WORK REQUIRED: Please output every record below exactly as written, leaving out any pictures.

INPUT MATERIAL:
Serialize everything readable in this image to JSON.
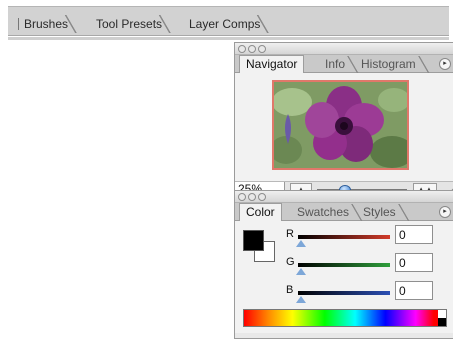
{
  "well": {
    "tabs": [
      {
        "label": "Brushes"
      },
      {
        "label": "Tool Presets"
      },
      {
        "label": "Layer Comps"
      }
    ]
  },
  "navigator_palette": {
    "tabs": [
      {
        "label": "Navigator",
        "active": true
      },
      {
        "label": "Info",
        "active": false
      },
      {
        "label": "Histogram",
        "active": false
      }
    ],
    "zoom": "25%",
    "zoom_slider_fraction": 0.3,
    "thumbnail_icon": "petunia-flower-thumbnail"
  },
  "color_palette": {
    "tabs": [
      {
        "label": "Color",
        "active": true
      },
      {
        "label": "Swatches",
        "active": false
      },
      {
        "label": "Styles",
        "active": false
      }
    ],
    "foreground_color": "#000000",
    "background_color": "#ffffff",
    "channels": [
      {
        "label": "R",
        "value": "0",
        "color": "#d23b2a"
      },
      {
        "label": "G",
        "value": "0",
        "color": "#2e9f3b"
      },
      {
        "label": "B",
        "value": "0",
        "color": "#2b4fb5"
      }
    ]
  },
  "colors": {
    "navigator_thumbnail_border": "#e0786a",
    "zoom_slider_thumb": "#3b7fd1"
  }
}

SOLVED PROBLEM:
Serialize everything readable in this image to JSON.
{
  "well": {
    "tabs": [
      {
        "label": "Brushes"
      },
      {
        "label": "Tool Presets"
      },
      {
        "label": "Layer Comps"
      }
    ]
  },
  "navigator_palette": {
    "tabs": [
      {
        "label": "Navigator",
        "active": true
      },
      {
        "label": "Info",
        "active": false
      },
      {
        "label": "Histogram",
        "active": false
      }
    ],
    "zoom": "25%",
    "zoom_slider_fraction": 0.3,
    "thumbnail_icon": "petunia-flower-thumbnail"
  },
  "color_palette": {
    "tabs": [
      {
        "label": "Color",
        "active": true
      },
      {
        "label": "Swatches",
        "active": false
      },
      {
        "label": "Styles",
        "active": false
      }
    ],
    "foreground_color": "#000000",
    "background_color": "#ffffff",
    "channels": [
      {
        "label": "R",
        "value": "0",
        "color": "#d23b2a"
      },
      {
        "label": "G",
        "value": "0",
        "color": "#2e9f3b"
      },
      {
        "label": "B",
        "value": "0",
        "color": "#2b4fb5"
      }
    ]
  },
  "colors": {
    "navigator_thumbnail_border": "#e0786a",
    "zoom_slider_thumb": "#3b7fd1"
  }
}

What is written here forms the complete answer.